  • OPG initiated a Business Transformation project in 2010. Its target is to reduce staffing levels by 2,000 employees through attrition by 2015. Between January 2011 and April 2013, OPG had reduced its staff by about 1,200 employ­ees. Although OPG projects that it will meet its target by the end of 2015, with the number of staff it needs to operate expected to drop by almost 50% by 2025, the auditors believe it will continue to face signifi­cant challenges in making necessary adjustments.
  • OPG’s overall staffing levels have gone down by 8.5% (from about 12,100 in 2005 to 11,100 in 2012), but the size of its executive and senior management group (directors, vice presidents and above) has increased by 58% (from 152 in 2005 to 238 in 2012). Many respondents to the survey questioned the rationale of reducing overall staffing levels while creating a “top-heavy” organization.
  • OPG has reduced staffing levels at its nuclear facilities since 2011. Even after cuts, one of the most overstaffed areas in 2013—facility maintenance, janitorial and custodial servi­ces—was still 170% (or 187 staff) above the industry benchmark based on data from other nuclear operators in North America.

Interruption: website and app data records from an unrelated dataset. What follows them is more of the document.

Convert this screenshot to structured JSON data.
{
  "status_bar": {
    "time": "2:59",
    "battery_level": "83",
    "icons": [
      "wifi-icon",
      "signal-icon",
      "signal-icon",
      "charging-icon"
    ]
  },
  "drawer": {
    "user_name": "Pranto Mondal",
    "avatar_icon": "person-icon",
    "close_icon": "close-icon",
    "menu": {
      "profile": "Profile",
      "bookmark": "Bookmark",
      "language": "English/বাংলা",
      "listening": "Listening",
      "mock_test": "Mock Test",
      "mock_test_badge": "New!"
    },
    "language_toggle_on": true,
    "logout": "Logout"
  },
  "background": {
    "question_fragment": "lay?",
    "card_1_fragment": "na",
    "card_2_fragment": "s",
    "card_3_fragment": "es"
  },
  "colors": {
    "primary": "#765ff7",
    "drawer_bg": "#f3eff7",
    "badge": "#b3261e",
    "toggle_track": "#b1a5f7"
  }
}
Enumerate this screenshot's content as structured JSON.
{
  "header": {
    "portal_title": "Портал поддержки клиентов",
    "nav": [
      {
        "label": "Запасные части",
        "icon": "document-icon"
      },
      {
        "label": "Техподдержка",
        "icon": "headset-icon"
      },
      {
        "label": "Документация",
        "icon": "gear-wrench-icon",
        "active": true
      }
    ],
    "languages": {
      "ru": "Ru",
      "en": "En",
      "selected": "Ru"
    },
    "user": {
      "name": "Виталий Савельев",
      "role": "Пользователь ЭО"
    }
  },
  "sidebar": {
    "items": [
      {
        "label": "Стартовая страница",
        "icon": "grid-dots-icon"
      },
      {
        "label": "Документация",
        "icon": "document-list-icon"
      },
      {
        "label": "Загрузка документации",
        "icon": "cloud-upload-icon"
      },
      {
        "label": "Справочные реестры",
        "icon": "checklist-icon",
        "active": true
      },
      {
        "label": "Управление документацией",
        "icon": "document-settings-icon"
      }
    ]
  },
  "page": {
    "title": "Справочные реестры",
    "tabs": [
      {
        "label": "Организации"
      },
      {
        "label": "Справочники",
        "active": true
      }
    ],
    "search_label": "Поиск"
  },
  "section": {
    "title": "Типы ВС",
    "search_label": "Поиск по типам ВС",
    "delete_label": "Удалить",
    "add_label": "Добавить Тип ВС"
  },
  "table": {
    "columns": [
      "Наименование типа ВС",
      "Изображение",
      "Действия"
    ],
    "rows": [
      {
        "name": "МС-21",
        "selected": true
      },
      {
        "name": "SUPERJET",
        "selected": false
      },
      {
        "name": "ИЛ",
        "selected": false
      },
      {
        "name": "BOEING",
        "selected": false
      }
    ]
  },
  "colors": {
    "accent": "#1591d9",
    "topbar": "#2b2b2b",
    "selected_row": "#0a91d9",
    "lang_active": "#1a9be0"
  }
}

Some operational functions continue to be under­staffed while their associated support func­tions continue to be significantly overstaffed.
  • OPG engaged a consultant to conduct a compensation benchmarking study in 2012, which found that base salary, cash compensa­tion and pension benefits for a significant proportion of staff were excessive compared to market data. The audit showed that total earnings were significantly higher at OPG than total earnings for comparable positions in the Ontario Public Service (OPS), and many of OPG’s senior executives earn more than most deputy ministers.
  • OPG’s total overtime costs were about $148 million in 2012. Although they have declined somewhat in recent years, the number of OPG employees earning more than $50,000 in overtime pay has doubled since 2003, from about 260 to 520 in 2012. The perception of many respondents to the survey was that poor planning and scheduling led to unnecessary overtime.

Selected Audit Recommendations

  • To ensure that staffing levels are reasonable and that it has the right people in the right positions to meet its business needs, OPG should:
    • evaluate and align the size of its executive and senior management group with its over­all staffing levels;
    • address the imbalances between overstaffed and understaffed areas in its nuclear oper­ations; and
    • review and monitor compliance with its recruitment and security clearance processes.
  • To ensure that employees receive appropriate and reasonable compensation in a fair and transparent manner, Ontario Power Generation should review salary levels and employee benefits, including pensions, to ensure that they are reasonable in comparison to other similar and broader-public-sector organizations and that they are paid out in accordance with policy, adequately justified and clearly documented.
  • To ensure that its non-regular and contract resources are used cost-efficiently, Ontario Power Generation should improve its succession planning, knowledge retention and knowledge transfer processes to minimize the need to rehire retired employees for extended periods;
  • To ensure that overtime hours and costs are minimized and monitored, Ontario Power Generation should decrease overtime costs for outages by plan­ning outages and arranging staff schedules in a more cost-beneficial way.